> _Data in this exercise_:
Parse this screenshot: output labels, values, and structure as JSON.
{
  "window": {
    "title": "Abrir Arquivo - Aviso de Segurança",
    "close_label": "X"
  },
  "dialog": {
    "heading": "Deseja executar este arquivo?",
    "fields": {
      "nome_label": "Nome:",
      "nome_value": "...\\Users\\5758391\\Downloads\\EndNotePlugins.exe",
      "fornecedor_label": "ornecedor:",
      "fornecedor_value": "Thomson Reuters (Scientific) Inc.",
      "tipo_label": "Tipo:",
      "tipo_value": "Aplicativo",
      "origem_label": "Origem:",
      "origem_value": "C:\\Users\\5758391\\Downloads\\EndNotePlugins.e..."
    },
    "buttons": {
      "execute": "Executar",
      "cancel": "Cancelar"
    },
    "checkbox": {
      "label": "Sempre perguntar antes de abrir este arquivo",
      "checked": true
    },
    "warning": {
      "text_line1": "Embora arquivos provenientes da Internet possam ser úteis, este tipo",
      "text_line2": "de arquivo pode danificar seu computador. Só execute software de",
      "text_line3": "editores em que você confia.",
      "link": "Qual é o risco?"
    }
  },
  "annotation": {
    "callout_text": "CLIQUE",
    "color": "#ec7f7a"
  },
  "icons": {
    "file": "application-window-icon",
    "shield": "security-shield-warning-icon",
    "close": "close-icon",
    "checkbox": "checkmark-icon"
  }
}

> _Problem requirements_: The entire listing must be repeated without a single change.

> _Solution to the problem_:
Parse this screenshot: output labels, values, and structure as JSON.
{
  "window": {
    "title": "Abrir Arquivo - Aviso de Segurança",
    "close_label": "X"
  },
  "dialog": {
    "heading": "Deseja executar este arquivo?",
    "fields": {
      "nome_label": "Nome:",
      "nome_value": "...\\Users\\5758391\\Downloads\\EndNotePlugins.exe",
      "fornecedor_label": "ornecedor:",
      "fornecedor_value": "Thomson Reuters (Scientific) Inc.",
      "tipo_label": "Tipo:",
      "tipo_value": "Aplicativo",
      "origem_label": "Origem:",
      "origem_value": "C:\\Users\\5758391\\Downloads\\EndNotePlugins.e..."
    },
    "buttons": {
      "execute": "Executar",
      "cancel": "Cancelar"
    },
    "checkbox": {
      "label": "Sempre perguntar antes de abrir este arquivo",
      "checked": true
    },
    "warning": {
      "text_line1": "Embora arquivos provenientes da Internet possam ser úteis, este tipo",
      "text_line2": "de arquivo pode danificar seu computador. Só execute software de",
      "text_line3": "editores em que você confia.",
      "link": "Qual é o risco?"
    }
  },
  "annotation": {
    "callout_text": "CLIQUE",
    "color": "#ec7f7a"
  },
  "icons": {
    "file": "application-window-icon",
    "shield": "security-shield-warning-icon",
    "close": "close-icon",
    "checkbox": "checkmark-icon"
  }
}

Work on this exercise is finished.